For the last step in the initial design process, I utilized my 3d application to create a basic animation of how the ship would function. This let me experiment with camera placement and prototype game play mechanics all inside of a pre-rendered animation. From what I understand, this is a common technique used in the AAA game industry. By creating animations of how the gameplay might look like, the team has a mental mark of how the final product will play out.
Game Engineering and Architecture
What do you mean game engineering and architecture! Can’t we just start coding and figure out the details later? If this was a 2d game, I might have to agree with you here. The reason being a bit of planning will go a long way in 3D game design. We want to approach game development as an engineer and not as a n00b hobbyist. Also, you dont want to end up with unwieldy spaghetti code as your project grows in scope.
Consider the beating heart of the systems: the application layer. This is where the devices are handled, memory is managed, internal time is set, and most of all the core of the game lives. The core consists of the system libraries, the main loop, or, in our case, the animate and render methods. Another addition to the application layer are the low level implementations, such as threads and networking. By keeping the application layer separate, it will give us flexibility to port our code to another platform with minimal effort.

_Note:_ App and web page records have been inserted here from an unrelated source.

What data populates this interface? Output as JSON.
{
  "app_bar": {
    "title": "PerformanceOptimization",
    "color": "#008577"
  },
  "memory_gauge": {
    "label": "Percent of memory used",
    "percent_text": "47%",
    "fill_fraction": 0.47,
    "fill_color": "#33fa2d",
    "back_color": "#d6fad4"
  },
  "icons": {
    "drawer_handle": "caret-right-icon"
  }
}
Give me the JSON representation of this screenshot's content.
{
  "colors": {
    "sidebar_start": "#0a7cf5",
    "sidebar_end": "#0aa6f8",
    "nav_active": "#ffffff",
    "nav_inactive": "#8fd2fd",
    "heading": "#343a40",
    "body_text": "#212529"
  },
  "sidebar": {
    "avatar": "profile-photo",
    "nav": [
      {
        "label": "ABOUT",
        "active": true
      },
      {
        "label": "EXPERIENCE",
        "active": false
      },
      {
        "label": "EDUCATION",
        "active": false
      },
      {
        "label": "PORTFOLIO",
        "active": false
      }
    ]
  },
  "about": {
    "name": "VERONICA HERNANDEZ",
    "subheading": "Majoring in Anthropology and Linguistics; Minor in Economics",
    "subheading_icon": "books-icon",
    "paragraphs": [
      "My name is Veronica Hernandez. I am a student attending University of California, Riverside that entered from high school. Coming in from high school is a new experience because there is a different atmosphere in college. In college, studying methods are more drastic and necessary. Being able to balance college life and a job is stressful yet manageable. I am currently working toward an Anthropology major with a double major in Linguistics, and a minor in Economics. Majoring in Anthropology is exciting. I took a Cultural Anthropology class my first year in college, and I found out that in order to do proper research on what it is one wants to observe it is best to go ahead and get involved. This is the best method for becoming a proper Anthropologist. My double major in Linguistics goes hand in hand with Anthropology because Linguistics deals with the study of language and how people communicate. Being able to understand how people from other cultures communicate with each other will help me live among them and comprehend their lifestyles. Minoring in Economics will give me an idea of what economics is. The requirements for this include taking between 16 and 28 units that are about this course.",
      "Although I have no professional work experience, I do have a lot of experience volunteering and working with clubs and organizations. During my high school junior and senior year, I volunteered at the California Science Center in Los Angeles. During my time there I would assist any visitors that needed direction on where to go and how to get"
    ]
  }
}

The logic layers are the second component that combine to make up our game. These involve subsystems for managing your game’s world state, communicating state changes and other systems, and taking in input commands. Also included in the logic are systems that dictate the games universe. A good example of this would be the physics engine–controlling how objects move and respond to each other.
The last system is the game view. This system is in charge of showing the game state and taking in inputs to be converted into commands that are transmitted to the game logic. The view layer itself can be split up into three separate entities. The first and most important would be the view of the player. This draws the game on the screen, plays audio queues, and takes in commands from the UI.
The second could be the AI agent and the final view will be for remote players over a network. All get the same state changes from the logic and do different actions accordingly.
If you made it this far congratulations, now you know a little more about how to develop a video game and you are well on your way to become a 1337 coder. For those that might feel a little overwhelmed at this point, don’t fear what you dont know. The first step in becoming an expert is to learn about the things you don’t know, then the next step is to embrace your ignorance and work toward enlightenment. If you have any questions please feel free to contact me or leave a comment.
Now here are links that might come in handy down the line.
- The Github repo for code and assets for the project.
- Shooter game’s design document.
- Boilerplate template for starting a three.js project.
- Three.js API.
- C4D Cafe, a nice place to learn more about 3D.
In the next part, I’ll go through the process of setting up a pipeline to export models from our 3d application into our game.
The areas the next tutorial will cover will be:
- Review boilerplate code of three.js.
- Baking textures and lights into 3d objects.
- Exporting models from our 3d application.
- Converting models into a pipeline friendly format.
- Importing 3d models and displaying it in our game.
- Understanding the limitations of our environment.
Some parts might take several weeks to cover depending on how involved they are.